The international community has a strong role to play in addressing global water and sanitation challenges and the links to gender-based violence. A recent documentary by the Chronicles Group features discussion about the links between water scarcity and gender-based violence and the potential for international action, including that by the U.S. government, to address the water and sanitation needs of the 1 billion who do not have access to safe drinking water and the 2 billion who lack access to sanitation. Next week marks the fifth anniversary of the Senator Paul Simon Water for the Poor Act, which makes providing water and sanitation facilities to the world’s most vulnerable populations an explicit component of U.S. foreign policy. The Act recognizes that the burden of collecting water often falls on women and children and promotes water and sanitation access as an aspect of women’s empowerment. Since 2005 the U.S. Department of State has reported on U.S. agencies’ overseas water and sanitation investments, and in 2010 reported obligations of $774 million in FY2009. Currently the proposed Senator Paul Simon Water for the World Act, which would expand current U.S. activities related to international water and sanitation challenges, is pending in Congress.

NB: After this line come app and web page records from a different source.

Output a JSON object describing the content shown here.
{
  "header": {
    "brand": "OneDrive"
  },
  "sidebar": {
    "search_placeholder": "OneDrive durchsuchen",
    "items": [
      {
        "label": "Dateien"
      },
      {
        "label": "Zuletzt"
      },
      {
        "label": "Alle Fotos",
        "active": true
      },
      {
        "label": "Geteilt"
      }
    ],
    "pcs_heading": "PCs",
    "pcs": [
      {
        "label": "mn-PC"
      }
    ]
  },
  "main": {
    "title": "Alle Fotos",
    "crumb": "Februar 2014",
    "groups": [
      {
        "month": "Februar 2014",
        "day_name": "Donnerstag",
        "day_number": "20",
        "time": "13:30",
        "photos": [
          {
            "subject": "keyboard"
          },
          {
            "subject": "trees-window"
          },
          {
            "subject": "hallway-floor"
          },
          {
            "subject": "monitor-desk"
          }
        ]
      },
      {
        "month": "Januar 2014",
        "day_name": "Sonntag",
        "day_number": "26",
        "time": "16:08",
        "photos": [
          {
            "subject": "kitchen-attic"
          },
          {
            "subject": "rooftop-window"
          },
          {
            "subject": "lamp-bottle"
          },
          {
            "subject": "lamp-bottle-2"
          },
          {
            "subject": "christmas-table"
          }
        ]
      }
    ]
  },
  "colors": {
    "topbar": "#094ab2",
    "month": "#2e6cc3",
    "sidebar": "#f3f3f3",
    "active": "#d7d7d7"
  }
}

Having passed the Senate in September of this year, it awaits action within the House of Representatives.